But until the so-called sequester actually goes into effect — this Friday, if Congress does not act — it’s a little hard to pinpoint the expected impact.

After a weekend trip to Washington, D.C., Gov. Deval Patrick said he's “scared” about the budget cuts. But he says they could be worse.


“There doesn't seem to be any difference of opinion that the sequester will slow the pace of the recovery," Patrick said. "It’s not going to be the kind of impact that we had around the debt ceiling. But by many measures it will certainly slow recovery at a time when we are just starting to get traction nationally, and I certainly don’t want to see that happen here.”

According to data released by the White House, education grants totaling more than $26 million would be cut. That could cost 190 educators their jobs, the White House says, and affect education for 20,000 elementary and high school students. Head Start early education services for some 1,100 low-income families would be eliminated. And the White House estimates that payrolls for civilian defense workers in Massachusetts would decrease by $43 million, with 7,000 workers taking forced furloughs.

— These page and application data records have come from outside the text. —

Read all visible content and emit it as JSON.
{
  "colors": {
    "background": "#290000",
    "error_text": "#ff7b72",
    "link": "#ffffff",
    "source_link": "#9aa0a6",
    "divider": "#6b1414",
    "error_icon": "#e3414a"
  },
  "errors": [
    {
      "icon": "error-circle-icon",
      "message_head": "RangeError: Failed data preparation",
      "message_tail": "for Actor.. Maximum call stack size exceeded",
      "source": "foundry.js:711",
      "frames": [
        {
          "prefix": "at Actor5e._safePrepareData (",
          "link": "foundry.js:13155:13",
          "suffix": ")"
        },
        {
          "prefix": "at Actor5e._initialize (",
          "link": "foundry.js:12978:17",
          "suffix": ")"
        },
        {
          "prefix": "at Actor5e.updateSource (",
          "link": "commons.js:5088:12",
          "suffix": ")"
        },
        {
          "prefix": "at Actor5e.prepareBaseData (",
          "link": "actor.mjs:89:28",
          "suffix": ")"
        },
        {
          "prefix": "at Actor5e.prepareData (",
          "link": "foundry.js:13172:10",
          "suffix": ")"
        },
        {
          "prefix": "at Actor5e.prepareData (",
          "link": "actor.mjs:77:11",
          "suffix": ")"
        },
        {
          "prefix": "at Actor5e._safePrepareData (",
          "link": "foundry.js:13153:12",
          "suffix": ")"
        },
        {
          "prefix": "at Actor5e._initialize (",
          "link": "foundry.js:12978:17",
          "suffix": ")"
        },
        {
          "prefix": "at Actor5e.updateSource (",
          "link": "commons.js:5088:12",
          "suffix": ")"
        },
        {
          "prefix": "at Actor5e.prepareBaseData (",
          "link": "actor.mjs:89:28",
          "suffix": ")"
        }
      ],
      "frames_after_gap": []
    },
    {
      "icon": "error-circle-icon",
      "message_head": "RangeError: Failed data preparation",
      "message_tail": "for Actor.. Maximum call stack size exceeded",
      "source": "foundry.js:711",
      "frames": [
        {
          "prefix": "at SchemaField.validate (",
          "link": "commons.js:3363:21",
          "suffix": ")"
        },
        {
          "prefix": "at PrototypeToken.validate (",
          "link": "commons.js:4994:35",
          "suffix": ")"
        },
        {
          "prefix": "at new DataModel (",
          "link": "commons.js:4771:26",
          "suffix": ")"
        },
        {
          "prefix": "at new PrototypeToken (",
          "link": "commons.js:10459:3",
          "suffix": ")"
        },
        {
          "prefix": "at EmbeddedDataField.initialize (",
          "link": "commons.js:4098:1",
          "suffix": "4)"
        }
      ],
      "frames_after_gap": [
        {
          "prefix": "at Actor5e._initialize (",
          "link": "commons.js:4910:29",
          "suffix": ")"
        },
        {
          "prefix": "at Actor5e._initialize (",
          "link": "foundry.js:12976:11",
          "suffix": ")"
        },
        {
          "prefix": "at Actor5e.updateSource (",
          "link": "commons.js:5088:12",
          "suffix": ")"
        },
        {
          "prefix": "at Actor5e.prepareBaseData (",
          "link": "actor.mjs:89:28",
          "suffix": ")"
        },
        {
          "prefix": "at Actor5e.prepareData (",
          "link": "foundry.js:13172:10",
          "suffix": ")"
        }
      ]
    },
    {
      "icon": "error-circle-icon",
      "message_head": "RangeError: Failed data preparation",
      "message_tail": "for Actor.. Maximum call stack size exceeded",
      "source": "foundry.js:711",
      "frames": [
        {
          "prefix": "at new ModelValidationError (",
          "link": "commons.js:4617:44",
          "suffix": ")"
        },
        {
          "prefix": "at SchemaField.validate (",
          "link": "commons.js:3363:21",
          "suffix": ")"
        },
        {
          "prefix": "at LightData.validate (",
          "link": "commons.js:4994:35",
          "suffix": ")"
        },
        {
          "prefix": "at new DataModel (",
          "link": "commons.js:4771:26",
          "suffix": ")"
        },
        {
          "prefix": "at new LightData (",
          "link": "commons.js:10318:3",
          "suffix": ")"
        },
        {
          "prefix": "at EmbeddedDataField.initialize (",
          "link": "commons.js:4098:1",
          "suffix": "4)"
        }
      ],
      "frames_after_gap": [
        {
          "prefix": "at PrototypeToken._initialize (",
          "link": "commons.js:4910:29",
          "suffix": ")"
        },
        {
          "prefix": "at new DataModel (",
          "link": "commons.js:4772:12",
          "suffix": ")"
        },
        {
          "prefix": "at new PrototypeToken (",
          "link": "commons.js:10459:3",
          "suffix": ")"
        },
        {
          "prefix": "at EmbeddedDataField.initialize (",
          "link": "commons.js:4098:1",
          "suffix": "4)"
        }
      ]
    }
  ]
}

“It’s certainly getting more intense right now,” said Glen Shor, Patrick's secretary of administration and finance. He met Monday with top staffers to parse the latest data coming from Washington. Shor says it’s still unclear how soon the cuts would start to take a significant toll. There may be ways, for instance, for the federal government to put off education cuts until next school year.

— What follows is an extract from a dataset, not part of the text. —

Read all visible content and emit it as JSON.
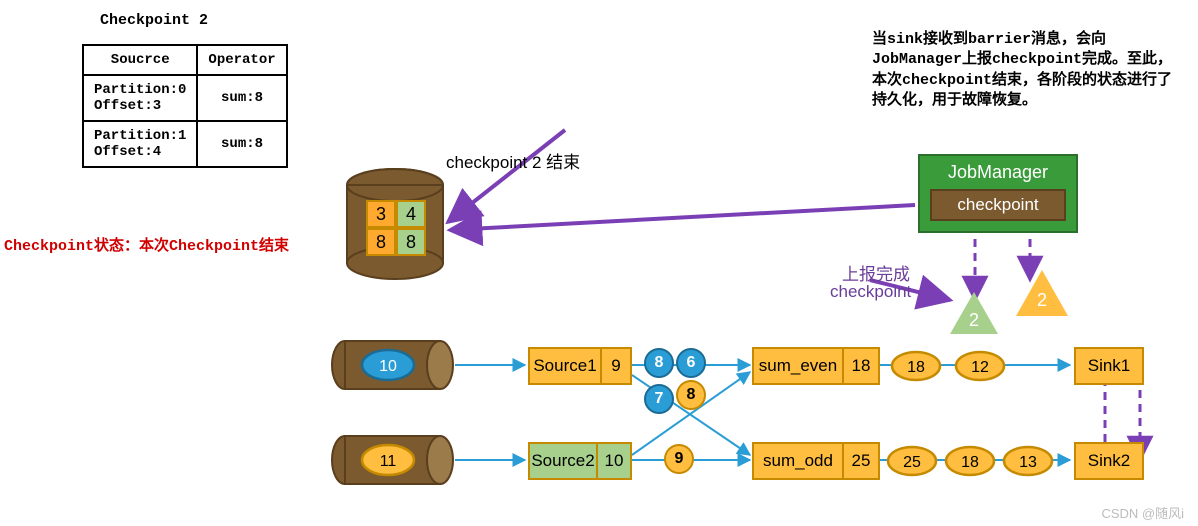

But Shor rejects claims that the Obama administration or its Office of Management and Budget are playing politics with the numbers.

“Plans will take more shape as we get more information from the federal government and OMB about exactly how sequestration will be effectuated if it does take effect,” he said. “But I don’t think it’s the case that OMB’s numbers are somehow scare tactics or out-of-whack with reasonable thinking about the potential impacts.”

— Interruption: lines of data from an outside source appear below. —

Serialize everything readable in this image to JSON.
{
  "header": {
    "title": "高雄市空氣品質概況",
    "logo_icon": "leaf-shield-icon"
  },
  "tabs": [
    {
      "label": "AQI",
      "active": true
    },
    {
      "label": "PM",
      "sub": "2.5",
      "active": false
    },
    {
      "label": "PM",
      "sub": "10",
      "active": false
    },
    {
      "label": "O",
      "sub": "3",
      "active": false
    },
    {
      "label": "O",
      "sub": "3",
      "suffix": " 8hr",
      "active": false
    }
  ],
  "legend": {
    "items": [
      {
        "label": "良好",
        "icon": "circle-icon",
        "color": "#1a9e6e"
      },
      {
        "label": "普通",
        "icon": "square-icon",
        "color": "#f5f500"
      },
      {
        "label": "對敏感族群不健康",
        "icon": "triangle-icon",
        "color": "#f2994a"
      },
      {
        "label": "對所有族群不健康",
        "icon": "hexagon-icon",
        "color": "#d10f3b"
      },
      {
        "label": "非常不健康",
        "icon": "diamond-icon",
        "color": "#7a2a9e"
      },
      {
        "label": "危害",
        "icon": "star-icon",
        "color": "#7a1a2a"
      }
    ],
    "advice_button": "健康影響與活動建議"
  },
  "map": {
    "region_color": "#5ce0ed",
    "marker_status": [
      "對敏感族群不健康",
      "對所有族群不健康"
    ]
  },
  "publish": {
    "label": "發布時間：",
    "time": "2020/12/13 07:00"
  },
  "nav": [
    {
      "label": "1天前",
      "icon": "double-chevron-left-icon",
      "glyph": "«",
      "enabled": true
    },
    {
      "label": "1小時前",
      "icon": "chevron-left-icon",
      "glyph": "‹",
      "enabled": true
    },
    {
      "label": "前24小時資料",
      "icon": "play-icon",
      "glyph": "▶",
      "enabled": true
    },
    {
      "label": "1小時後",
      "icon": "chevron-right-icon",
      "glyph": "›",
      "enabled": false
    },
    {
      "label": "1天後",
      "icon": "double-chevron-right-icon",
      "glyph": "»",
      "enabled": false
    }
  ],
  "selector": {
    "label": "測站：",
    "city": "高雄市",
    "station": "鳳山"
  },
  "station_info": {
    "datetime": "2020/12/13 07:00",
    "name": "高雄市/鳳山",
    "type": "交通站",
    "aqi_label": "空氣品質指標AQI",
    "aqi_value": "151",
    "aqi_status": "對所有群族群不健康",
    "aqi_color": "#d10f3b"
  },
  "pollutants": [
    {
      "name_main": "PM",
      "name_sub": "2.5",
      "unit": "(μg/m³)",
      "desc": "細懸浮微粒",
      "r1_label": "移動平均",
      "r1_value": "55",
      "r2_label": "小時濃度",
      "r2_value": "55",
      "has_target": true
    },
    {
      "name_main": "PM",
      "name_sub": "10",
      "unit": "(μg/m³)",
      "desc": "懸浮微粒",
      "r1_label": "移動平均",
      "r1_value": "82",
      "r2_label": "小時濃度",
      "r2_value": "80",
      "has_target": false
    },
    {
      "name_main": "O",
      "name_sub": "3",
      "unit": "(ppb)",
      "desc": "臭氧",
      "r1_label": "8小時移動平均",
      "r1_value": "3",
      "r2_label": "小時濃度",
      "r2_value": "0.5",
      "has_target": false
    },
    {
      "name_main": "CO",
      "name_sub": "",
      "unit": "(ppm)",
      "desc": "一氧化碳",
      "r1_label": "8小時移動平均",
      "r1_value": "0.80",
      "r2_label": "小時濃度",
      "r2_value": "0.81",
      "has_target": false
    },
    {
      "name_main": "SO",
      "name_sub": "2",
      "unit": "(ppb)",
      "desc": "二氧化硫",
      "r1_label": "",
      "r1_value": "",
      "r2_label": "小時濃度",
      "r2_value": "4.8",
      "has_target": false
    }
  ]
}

Over at Logan International Airport, state planners are hearing from federal aviation and transportation officials that they should prepare for cutbacks in hours for both air traffic controllers and checkpoint security.

Ed Freni, Massport’s aviation director, says he’s been told that aviation-related cutbacks won’t hit until April. But then, Freni says, travelers should be prepared for disruptions and delay.

“This is going to be a system-wide issue, not just here at Logan Airport, but it will affect the entire lineup of aircraft departures and arrivals,” he said.

Massport, Freni says, will be ready to step in to improve traffic flow – working to make sure, for instance, that if there’s an unscheduled influx of flights, passengers won’t be left sitting on the tarmac.

“We have the ability to open up the Amelia Earhart building, which is a terminal that has been silent for some time,” he said. “We can offload people into our 100-passenger buses and use air stairs as long as the weather and climate are good. So there’s a number of ways of doing that.”

Still, that’s the kind of scenario most Americans might prefer to avoid, Patrick among them.

“It ought not be that complicated, particularly when you look at the weight of public opinion and the support for a balanced solution,” he said.

With Republicans and Democrats, including Patrick, continuing to blame each other for the crisis, the governor says he sees little chance that a deal would be struck by Friday's deadline.

This program aired on February 26, 2013.